[Excerpts from a dataset]
----
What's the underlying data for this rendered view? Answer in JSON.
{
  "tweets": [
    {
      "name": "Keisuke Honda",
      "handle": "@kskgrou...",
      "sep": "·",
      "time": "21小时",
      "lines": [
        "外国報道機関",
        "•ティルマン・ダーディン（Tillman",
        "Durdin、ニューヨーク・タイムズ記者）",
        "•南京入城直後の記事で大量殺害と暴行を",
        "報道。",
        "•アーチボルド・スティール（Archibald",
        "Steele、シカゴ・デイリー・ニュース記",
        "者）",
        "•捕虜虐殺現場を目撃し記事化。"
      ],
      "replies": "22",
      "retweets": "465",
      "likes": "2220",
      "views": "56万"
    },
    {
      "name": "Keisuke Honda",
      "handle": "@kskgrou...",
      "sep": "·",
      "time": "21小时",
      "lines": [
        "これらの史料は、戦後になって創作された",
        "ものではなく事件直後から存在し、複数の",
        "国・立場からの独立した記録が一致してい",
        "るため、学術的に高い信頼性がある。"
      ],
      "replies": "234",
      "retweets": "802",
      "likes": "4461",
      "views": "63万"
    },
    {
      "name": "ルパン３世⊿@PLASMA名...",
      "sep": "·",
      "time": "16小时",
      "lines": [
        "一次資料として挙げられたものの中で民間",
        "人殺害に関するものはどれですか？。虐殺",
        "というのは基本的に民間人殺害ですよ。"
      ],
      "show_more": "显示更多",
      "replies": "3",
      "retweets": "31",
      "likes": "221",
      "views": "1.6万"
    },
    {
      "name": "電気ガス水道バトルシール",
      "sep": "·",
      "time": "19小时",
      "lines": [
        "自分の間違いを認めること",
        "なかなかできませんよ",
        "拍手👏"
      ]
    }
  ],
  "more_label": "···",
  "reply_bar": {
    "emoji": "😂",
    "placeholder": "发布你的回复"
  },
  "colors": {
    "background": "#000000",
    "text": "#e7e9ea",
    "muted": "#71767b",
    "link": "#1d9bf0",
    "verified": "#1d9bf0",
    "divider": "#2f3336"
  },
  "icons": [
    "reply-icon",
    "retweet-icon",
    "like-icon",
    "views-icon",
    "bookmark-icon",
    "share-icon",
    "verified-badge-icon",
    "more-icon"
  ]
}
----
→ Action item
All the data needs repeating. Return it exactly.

→ Written response
What's the underlying data for this rendered view? Answer in JSON.
{
  "tweets": [
    {
      "name": "Keisuke Honda",
      "handle": "@kskgrou...",
      "sep": "·",
      "time": "21小时",
      "lines": [
        "外国報道機関",
        "•ティルマン・ダーディン（Tillman",
        "Durdin、ニューヨーク・タイムズ記者）",
        "•南京入城直後の記事で大量殺害と暴行を",
        "報道。",
        "•アーチボルド・スティール（Archibald",
        "Steele、シカゴ・デイリー・ニュース記",
        "者）",
        "•捕虜虐殺現場を目撃し記事化。"
      ],
      "replies": "22",
      "retweets": "465",
      "likes": "2220",
      "views": "56万"
    },
    {
      "name": "Keisuke Honda",
      "handle": "@kskgrou...",
      "sep": "·",
      "time": "21小时",
      "lines": [
        "これらの史料は、戦後になって創作された",
        "ものではなく事件直後から存在し、複数の",
        "国・立場からの独立した記録が一致してい",
        "るため、学術的に高い信頼性がある。"
      ],
      "replies": "234",
      "retweets": "802",
      "likes": "4461",
      "views": "63万"
    },
    {
      "name": "ルパン３世⊿@PLASMA名...",
      "sep": "·",
      "time": "16小时",
      "lines": [
        "一次資料として挙げられたものの中で民間",
        "人殺害に関するものはどれですか？。虐殺",
        "というのは基本的に民間人殺害ですよ。"
      ],
      "show_more": "显示更多",
      "replies": "3",
      "retweets": "31",
      "likes": "221",
      "views": "1.6万"
    },
    {
      "name": "電気ガス水道バトルシール",
      "sep": "·",
      "time": "19小时",
      "lines": [
        "自分の間違いを認めること",
        "なかなかできませんよ",
        "拍手👏"
      ]
    }
  ],
  "more_label": "···",
  "reply_bar": {
    "emoji": "😂",
    "placeholder": "发布你的回复"
  },
  "colors": {
    "background": "#000000",
    "text": "#e7e9ea",
    "muted": "#71767b",
    "link": "#1d9bf0",
    "verified": "#1d9bf0",
    "divider": "#2f3336"
  },
  "icons": [
    "reply-icon",
    "retweet-icon",
    "like-icon",
    "views-icon",
    "bookmark-icon",
    "share-icon",
    "verified-badge-icon",
    "more-icon"
  ]
}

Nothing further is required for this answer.